The final report by Dame Glenys Stacey, concludes that the current regulation of the farming sector – with its one-size-fits-all rules-based approach – is far too inflexible. Leaving the EU provides the opportunity to do things differently.
The report recommends a new independent regulator that would be supportive of farmers’ individual circumstances, offering them practical advice, guidance and helping to incentivise good practice.
This means local advisers would be able to visit farmers to discuss issues such as biosecurity, soil quality or animal welfare, rather than turning up to impose an automatic sanction. In other words, the regulator should work alongside farmers – to “do with” rather than to “do to” in order to ensure high standards.
The report, which was commissioned by Environment Secretary Michael Gove in February, also recommends better use of technology. For instance, through satellite data and drones to monitor field margins and other public goods that the land manager is contracted to deliver.
Changing the balance between ‘on foot’ and remote surveillance would make inspections more efficient for the regulator and less burdensome for the farmer.
Dame Glenys Stacey said: “There is so much scope to regulate more effectively, by harnessing technology and local knowledge. A strong regulatory culture brings many opportunities – from getting on top of systemic issues such as animal diseases, to improving plant health and our environment under the new farming system.”

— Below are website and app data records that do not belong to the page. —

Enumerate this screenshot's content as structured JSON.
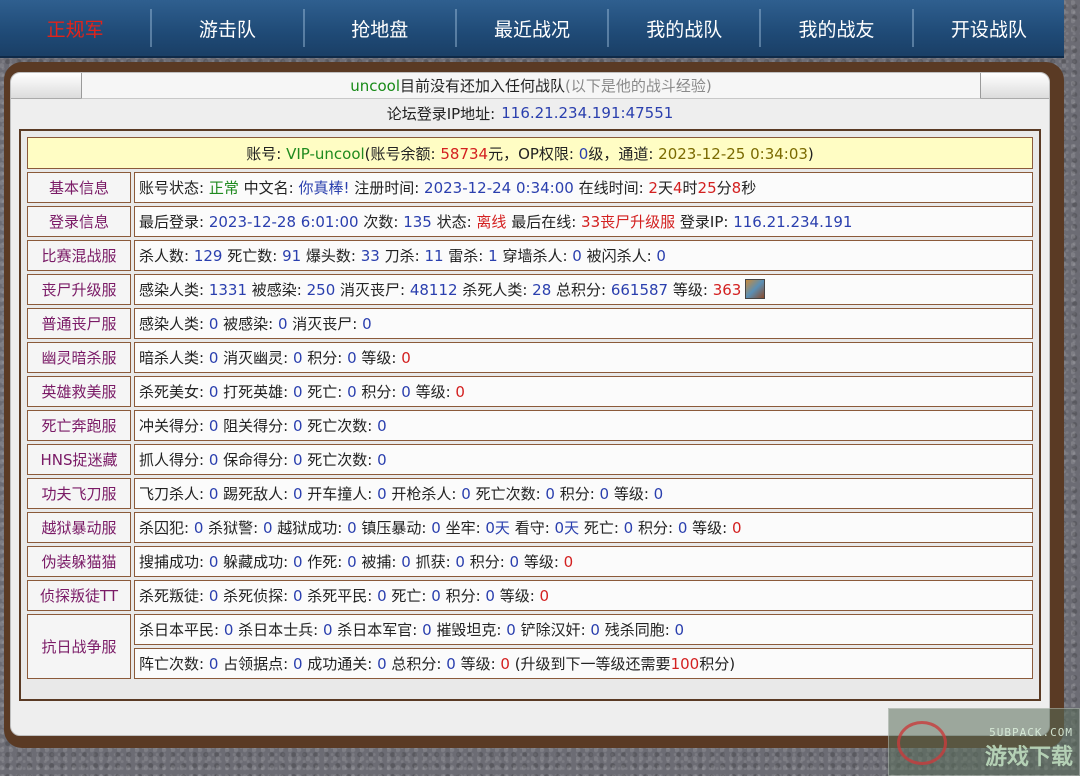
{
  "nav": [
    "正规军",
    "游击队",
    "抢地盘",
    "最近战况",
    "我的战队",
    "我的战友",
    "开设战队"
  ],
  "header": {
    "user": "uncool",
    "status_text": "目前没有还加入任何战队",
    "note": "(以下是他的战斗经验)"
  },
  "ip_line": {
    "label": "论坛登录IP地址:",
    "value": "116.21.234.191:47551"
  },
  "account": {
    "prefix": "账号:",
    "id": "VIP-uncool",
    "balance_label": "(账号余额:",
    "balance": "58734",
    "balance_unit": "元，OP权限:",
    "op_level": "0",
    "op_unit": "级，通道:",
    "channel_date": "2023-12-25 0:34:03",
    "suffix": ")"
  },
  "rows": [
    {
      "label": "基本信息",
      "parts": [
        {
          "t": "账号状态: "
        },
        {
          "t": "正常",
          "c": "darkgreen"
        },
        {
          "t": " 中文名: "
        },
        {
          "t": "你真棒!",
          "c": "blue"
        },
        {
          "t": " 注册时间: "
        },
        {
          "t": "2023-12-24 0:34:00",
          "c": "blue"
        },
        {
          "t": " 在线时间: "
        },
        {
          "t": "2",
          "c": "red"
        },
        {
          "t": "天"
        },
        {
          "t": "4",
          "c": "red"
        },
        {
          "t": "时"
        },
        {
          "t": "25",
          "c": "red"
        },
        {
          "t": "分"
        },
        {
          "t": "8",
          "c": "red"
        },
        {
          "t": "秒"
        }
      ]
    },
    {
      "label": "登录信息",
      "parts": [
        {
          "t": "最后登录: "
        },
        {
          "t": "2023-12-28 6:01:00",
          "c": "blue"
        },
        {
          "t": " 次数: "
        },
        {
          "t": "135",
          "c": "blue"
        },
        {
          "t": " 状态: "
        },
        {
          "t": "离线",
          "c": "red"
        },
        {
          "t": " 最后在线: "
        },
        {
          "t": "33丧尸升级服",
          "c": "red"
        },
        {
          "t": " 登录IP: "
        },
        {
          "t": "116.21.234.191",
          "c": "blue"
        }
      ]
    },
    {
      "label": "比赛混战服",
      "parts": [
        {
          "t": "杀人数: "
        },
        {
          "t": "129",
          "c": "blue"
        },
        {
          "t": " 死亡数: "
        },
        {
          "t": "91",
          "c": "blue"
        },
        {
          "t": " 爆头数: "
        },
        {
          "t": "33",
          "c": "blue"
        },
        {
          "t": " 刀杀: "
        },
        {
          "t": "11",
          "c": "blue"
        },
        {
          "t": " 雷杀: "
        },
        {
          "t": "1",
          "c": "blue"
        },
        {
          "t": " 穿墙杀人: "
        },
        {
          "t": "0",
          "c": "blue"
        },
        {
          "t": " 被闪杀人: "
        },
        {
          "t": "0",
          "c": "blue"
        }
      ]
    },
    {
      "label": "丧尸升级服",
      "avatar": true,
      "parts": [
        {
          "t": "感染人类: "
        },
        {
          "t": "1331",
          "c": "blue"
        },
        {
          "t": " 被感染: "
        },
        {
          "t": "250",
          "c": "blue"
        },
        {
          "t": " 消灭丧尸: "
        },
        {
          "t": "48112",
          "c": "blue"
        },
        {
          "t": " 杀死人类: "
        },
        {
          "t": "28",
          "c": "blue"
        },
        {
          "t": " 总积分: "
        },
        {
          "t": "661587",
          "c": "blue"
        },
        {
          "t": " 等级: "
        },
        {
          "t": "363",
          "c": "red"
        }
      ]
    },
    {
      "label": "普通丧尸服",
      "parts": [
        {
          "t": "感染人类: "
        },
        {
          "t": "0",
          "c": "blue"
        },
        {
          "t": " 被感染: "
        },
        {
          "t": "0",
          "c": "blue"
        },
        {
          "t": " 消灭丧尸: "
        },
        {
          "t": "0",
          "c": "blue"
        }
      ]
    },
    {
      "label": "幽灵暗杀服",
      "parts": [
        {
          "t": "暗杀人类: "
        },
        {
          "t": "0",
          "c": "blue"
        },
        {
          "t": " 消灭幽灵: "
        },
        {
          "t": "0",
          "c": "blue"
        },
        {
          "t": " 积分: "
        },
        {
          "t": "0",
          "c": "blue"
        },
        {
          "t": " 等级: "
        },
        {
          "t": "0",
          "c": "red"
        }
      ]
    },
    {
      "label": "英雄救美服",
      "parts": [
        {
          "t": "杀死美女: "
        },
        {
          "t": "0",
          "c": "blue"
        },
        {
          "t": " 打死英雄: "
        },
        {
          "t": "0",
          "c": "blue"
        },
        {
          "t": " 死亡: "
        },
        {
          "t": "0",
          "c": "blue"
        },
        {
          "t": " 积分: "
        },
        {
          "t": "0",
          "c": "blue"
        },
        {
          "t": " 等级: "
        },
        {
          "t": "0",
          "c": "red"
        }
      ]
    },
    {
      "label": "死亡奔跑服",
      "parts": [
        {
          "t": "冲关得分: "
        },
        {
          "t": "0",
          "c": "blue"
        },
        {
          "t": " 阻关得分: "
        },
        {
          "t": "0",
          "c": "blue"
        },
        {
          "t": " 死亡次数: "
        },
        {
          "t": "0",
          "c": "blue"
        }
      ]
    },
    {
      "label": "HNS捉迷藏",
      "parts": [
        {
          "t": "抓人得分: "
        },
        {
          "t": "0",
          "c": "blue"
        },
        {
          "t": " 保命得分: "
        },
        {
          "t": "0",
          "c": "blue"
        },
        {
          "t": " 死亡次数: "
        },
        {
          "t": "0",
          "c": "blue"
        }
      ]
    },
    {
      "label": "功夫飞刀服",
      "parts": [
        {
          "t": "飞刀杀人: "
        },
        {
          "t": "0",
          "c": "blue"
        },
        {
          "t": " 踢死敌人: "
        },
        {
          "t": "0",
          "c": "blue"
        },
        {
          "t": " 开车撞人: "
        },
        {
          "t": "0",
          "c": "blue"
        },
        {
          "t": " 开枪杀人: "
        },
        {
          "t": "0",
          "c": "blue"
        },
        {
          "t": " 死亡次数: "
        },
        {
          "t": "0",
          "c": "blue"
        },
        {
          "t": " 积分: "
        },
        {
          "t": "0",
          "c": "blue"
        },
        {
          "t": " 等级: "
        },
        {
          "t": "0",
          "c": "blue"
        }
      ]
    },
    {
      "label": "越狱暴动服",
      "parts": [
        {
          "t": "杀囚犯: "
        },
        {
          "t": "0",
          "c": "blue"
        },
        {
          "t": " 杀狱警: "
        },
        {
          "t": "0",
          "c": "blue"
        },
        {
          "t": " 越狱成功: "
        },
        {
          "t": "0",
          "c": "blue"
        },
        {
          "t": " 镇压暴动: "
        },
        {
          "t": "0",
          "c": "blue"
        },
        {
          "t": " 坐牢: "
        },
        {
          "t": "0天",
          "c": "blue"
        },
        {
          "t": " 看守: "
        },
        {
          "t": "0天",
          "c": "blue"
        },
        {
          "t": " 死亡: "
        },
        {
          "t": "0",
          "c": "blue"
        },
        {
          "t": " 积分: "
        },
        {
          "t": "0",
          "c": "blue"
        },
        {
          "t": " 等级: "
        },
        {
          "t": "0",
          "c": "red"
        }
      ]
    },
    {
      "label": "伪装躲猫猫",
      "parts": [
        {
          "t": "搜捕成功: "
        },
        {
          "t": "0",
          "c": "blue"
        },
        {
          "t": " 躲藏成功: "
        },
        {
          "t": "0",
          "c": "blue"
        },
        {
          "t": " 作死: "
        },
        {
          "t": "0",
          "c": "blue"
        },
        {
          "t": " 被捕: "
        },
        {
          "t": "0",
          "c": "blue"
        },
        {
          "t": " 抓获: "
        },
        {
          "t": "0",
          "c": "blue"
        },
        {
          "t": " 积分: "
        },
        {
          "t": "0",
          "c": "blue"
        },
        {
          "t": " 等级: "
        },
        {
          "t": "0",
          "c": "red"
        }
      ]
    },
    {
      "label": "侦探叛徒TT",
      "parts": [
        {
          "t": "杀死叛徒: "
        },
        {
          "t": "0",
          "c": "blue"
        },
        {
          "t": " 杀死侦探: "
        },
        {
          "t": "0",
          "c": "blue"
        },
        {
          "t": " 杀死平民: "
        },
        {
          "t": "0",
          "c": "blue"
        },
        {
          "t": " 死亡: "
        },
        {
          "t": "0",
          "c": "blue"
        },
        {
          "t": " 积分: "
        },
        {
          "t": "0",
          "c": "blue"
        },
        {
          "t": " 等级: "
        },
        {
          "t": "0",
          "c": "red"
        }
      ]
    }
  ],
  "last_group": {
    "label": "抗日战争服",
    "line1": [
      {
        "t": "杀日本平民: "
      },
      {
        "t": "0",
        "c": "blue"
      },
      {
        "t": " 杀日本士兵: "
      },
      {
        "t": "0",
        "c": "blue"
      },
      {
        "t": " 杀日本军官: "
      },
      {
        "t": "0",
        "c": "blue"
      },
      {
        "t": " 摧毁坦克: "
      },
      {
        "t": "0",
        "c": "blue"
      },
      {
        "t": " 铲除汉奸: "
      },
      {
        "t": "0",
        "c": "blue"
      },
      {
        "t": " 残杀同胞: "
      },
      {
        "t": "0",
        "c": "blue"
      }
    ],
    "line2": [
      {
        "t": "阵亡次数: "
      },
      {
        "t": "0",
        "c": "blue"
      },
      {
        "t": " 占领据点: "
      },
      {
        "t": "0",
        "c": "blue"
      },
      {
        "t": " 成功通关: "
      },
      {
        "t": "0",
        "c": "blue"
      },
      {
        "t": " 总积分: "
      },
      {
        "t": "0",
        "c": "blue"
      },
      {
        "t": " 等级: "
      },
      {
        "t": "0",
        "c": "red"
      },
      {
        "t": " (升级到下一等级还需要"
      },
      {
        "t": "100",
        "c": "red"
      },
      {
        "t": "积分)"
      }
    ]
  },
  "watermark": {
    "top": "5UBPACK.COM",
    "bottom": "游戏下载"
  }
}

Environment Secretary Michael Gove said: “It’s clear that current regulation isn’t working as it should. We commissioned this report because leaving the EU gives us the opportunity for a fresh and modern approach – one that is less onerous for farmers and also helps us to deliver on our environmental ambitions.”
NFU President Minette Batters said: “Dame Glenys Stacey’s review sets an ambitious agenda for the future regulation of British farming. Her recommendations have the potential to deliver a regulation and inspection regime that is not only fit for purpose, but also promotes a culture where regulators and farm businesses work together. This is one part of the change needed to assist farming to become more productive, profitable and sustainable in the future.
“The primary recommendation is to establish a single regulator in place of five Defra bodies and local authorities. This would be a major change in how regulation is delivered. To be successful it will be crucial that the Agriculture Bill is committed to agricultural land and food production. A new regulator should be able to incentivise a new domestic farm policy. While we applaud the aspiration it must not be rushed; time is needed to detail how this system would look, how it is funded, its governance and what the impact would be on farm.
“Any new system must restore confidence in our regulatory system, support farm businesses and allow them to continue producing safe, traceable and affordable food for the nation.”